Finland is a lot like Scotland. Both are on the cold, northern fringes of Europe. Both have populations of around 5 million, concentrated in a narrow belt in the south and set against expanses of wilderness.
The histories of both countries are defined by often fractious relationships with their larger neighbours (although Finland will next year celebrate 100 years of independence). And both store quite a bit of pride in their country’s education system.
But for all we might talk up schooling as an intrinsic part of our national story, going back to John Knox’s 16th-century drive for a school in every parish, we don’t love our education system like the Finns love theirs.
Finland is a country with an often-troubled history. Part of Sweden for nearly 700 years, before a century of rule by the Russian Empire, independence in 1917 led to a civil war. In 1939-40, after invasion by the Soviet Union, up to 168,000 died in the Winter War. Later, the Cold War-chilled Finland – which has an 833-mile border with Russia – more than most countries. Tensions continue: when I visited Finland last month for a series of lectures and visits, Vladimir Putin’s foreign policy was never far from anyone’s thoughts.

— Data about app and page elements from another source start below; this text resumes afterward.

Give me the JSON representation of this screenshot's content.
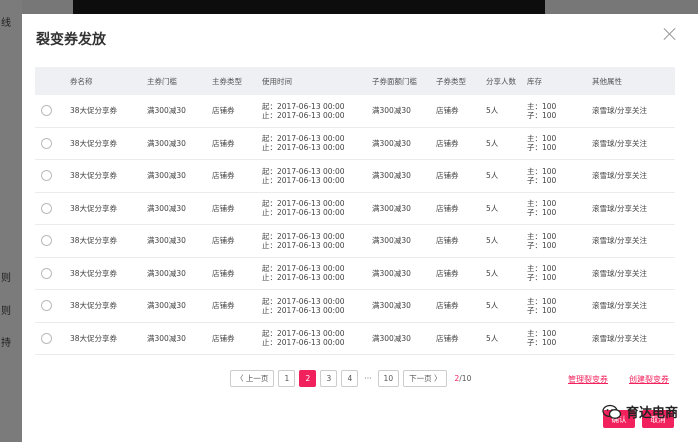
{
  "background": {
    "side_chars": [
      "线",
      "则",
      "则",
      "持"
    ]
  },
  "modal": {
    "title": "裂变券发放"
  },
  "table": {
    "headers": [
      "券名称",
      "主券门槛",
      "主券类型",
      "使用时间",
      "子券面额门槛",
      "子券类型",
      "分享人数",
      "库存",
      "其他属性"
    ],
    "rows": [
      {
        "name": "38大促分享券",
        "threshold": "满300减30",
        "type": "店铺券",
        "start": "起：2017-06-13 00:00",
        "end": "止：2017-06-13 00:00",
        "sub_threshold": "满300减30",
        "sub_type": "店铺券",
        "share": "5人",
        "stock_main": "主：100",
        "stock_sub": "子：100",
        "attr": "滚雪球/分享关注"
      },
      {
        "name": "38大促分享券",
        "threshold": "满300减30",
        "type": "店铺券",
        "start": "起：2017-06-13 00:00",
        "end": "止：2017-06-13 00:00",
        "sub_threshold": "满300减30",
        "sub_type": "店铺券",
        "share": "5人",
        "stock_main": "主：100",
        "stock_sub": "子：100",
        "attr": "滚雪球/分享关注"
      },
      {
        "name": "38大促分享券",
        "threshold": "满300减30",
        "type": "店铺券",
        "start": "起：2017-06-13 00:00",
        "end": "止：2017-06-13 00:00",
        "sub_threshold": "满300减30",
        "sub_type": "店铺券",
        "share": "5人",
        "stock_main": "主：100",
        "stock_sub": "子：100",
        "attr": "滚雪球/分享关注"
      },
      {
        "name": "38大促分享券",
        "threshold": "满300减30",
        "type": "店铺券",
        "start": "起：2017-06-13 00:00",
        "end": "止：2017-06-13 00:00",
        "sub_threshold": "满300减30",
        "sub_type": "店铺券",
        "share": "5人",
        "stock_main": "主：100",
        "stock_sub": "子：100",
        "attr": "滚雪球/分享关注"
      },
      {
        "name": "38大促分享券",
        "threshold": "满300减30",
        "type": "店铺券",
        "start": "起：2017-06-13 00:00",
        "end": "止：2017-06-13 00:00",
        "sub_threshold": "满300减30",
        "sub_type": "店铺券",
        "share": "5人",
        "stock_main": "主：100",
        "stock_sub": "子：100",
        "attr": "滚雪球/分享关注"
      },
      {
        "name": "38大促分享券",
        "threshold": "满300减30",
        "type": "店铺券",
        "start": "起：2017-06-13 00:00",
        "end": "止：2017-06-13 00:00",
        "sub_threshold": "满300减30",
        "sub_type": "店铺券",
        "share": "5人",
        "stock_main": "主：100",
        "stock_sub": "子：100",
        "attr": "滚雪球/分享关注"
      },
      {
        "name": "38大促分享券",
        "threshold": "满300减30",
        "type": "店铺券",
        "start": "起：2017-06-13 00:00",
        "end": "止：2017-06-13 00:00",
        "sub_threshold": "满300减30",
        "sub_type": "店铺券",
        "share": "5人",
        "stock_main": "主：100",
        "stock_sub": "子：100",
        "attr": "滚雪球/分享关注"
      },
      {
        "name": "38大促分享券",
        "threshold": "满300减30",
        "type": "店铺券",
        "start": "起：2017-06-13 00:00",
        "end": "止：2017-06-13 00:00",
        "sub_threshold": "满300减30",
        "sub_type": "店铺券",
        "share": "5人",
        "stock_main": "主：100",
        "stock_sub": "子：100",
        "attr": "滚雪球/分享关注"
      }
    ]
  },
  "pagination": {
    "prev": "〈 上一页",
    "pages": [
      "1",
      "2",
      "3",
      "4"
    ],
    "active_page": "2",
    "ellipsis": "···",
    "last": "10",
    "next": "下一页 〉",
    "current": "2",
    "total": "/10"
  },
  "links": {
    "manage": "管理裂变券",
    "create": "创建裂变券"
  },
  "buttons": {
    "confirm": "确认",
    "cancel": "取消"
  },
  "watermark": {
    "text": "育达电商",
    "icon": "wechat-icon"
  },
  "colors": {
    "accent": "#f0215c",
    "header_bg": "#eef0f4"
  }
}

While some countries bash teachers, the Finns trust theirs to get on with the job
So, in a 2012 survey of what Finns viewed as the most important events in their history, what came top? None of these tumultuous events even came close: the establishment of comprehensive schools in the 1970s won hands-down, far ahead of any conflict, and miles clear of universal suffrage, accession to the EU, the creation of the welfare state and election of the first female president.

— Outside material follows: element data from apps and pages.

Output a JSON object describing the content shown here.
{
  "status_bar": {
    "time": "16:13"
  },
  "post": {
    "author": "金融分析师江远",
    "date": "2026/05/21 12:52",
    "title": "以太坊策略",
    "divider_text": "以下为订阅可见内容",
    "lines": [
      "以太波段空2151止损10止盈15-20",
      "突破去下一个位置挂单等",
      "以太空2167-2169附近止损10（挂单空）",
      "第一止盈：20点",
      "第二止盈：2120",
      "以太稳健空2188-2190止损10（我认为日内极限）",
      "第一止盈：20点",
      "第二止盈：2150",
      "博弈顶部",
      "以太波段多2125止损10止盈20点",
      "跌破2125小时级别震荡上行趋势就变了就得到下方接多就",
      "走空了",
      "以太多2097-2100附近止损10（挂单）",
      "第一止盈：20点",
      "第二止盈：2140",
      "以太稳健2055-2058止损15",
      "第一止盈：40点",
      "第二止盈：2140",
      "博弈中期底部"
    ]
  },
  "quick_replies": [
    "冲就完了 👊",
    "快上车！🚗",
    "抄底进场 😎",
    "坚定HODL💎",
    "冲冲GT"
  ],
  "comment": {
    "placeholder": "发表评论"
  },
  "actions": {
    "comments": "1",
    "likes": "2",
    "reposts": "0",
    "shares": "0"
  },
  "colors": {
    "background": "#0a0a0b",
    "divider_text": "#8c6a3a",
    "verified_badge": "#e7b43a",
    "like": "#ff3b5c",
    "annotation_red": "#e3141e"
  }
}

Finns have huge trust in schools and teachers, but this is explained by more than just administrative and pedagogical competence: education is intertwined with Finnish identity. One special adviser to the Finnish government has a go-to presentation on the education system in which he says Finns see it as “their beloved”. There are historical reasons for such affection. The country’s Lutheran tradition – with the message that all are equal before God and all need to learn – has apparently helped to make education and equality defining characteristics of Finnish culture.
But Finns don’t tend to get carried away, and even their well-documented success in the Programme for International Student Assessment has been viewed with healthy scepticism.
Professor Pasi Sahlberg, a Finnish expert on education now advising the Scottish government through its International Council of Education Advisers, stressed that his country’s education system is by no means perfect and, in some important regards, it lags behind Scotland’s.
But whatever the flaws, while some countries routinely bash their teachers, the Finns trust theirs to get on with the job. There is no inspection regime, no obsession with fluctuating exam pass rates – Sahlberg is struck by how many numbers and percentages he sees on Scottish school walls, something he says that he would never find in Finland – and the new curriculum that has just come into place is more fine-tuning than radical departure.
Other countries may profess pride in schools and teachers, but mantras such as “education, education, education” and “no child left behind” often ring hollow with hindsight. The Finns may not quite have the amazing education system they are often credited with – but they really mean it when they say that education matters above all else.
To read more on the future of Finland’s education system, pick up next week’s TESS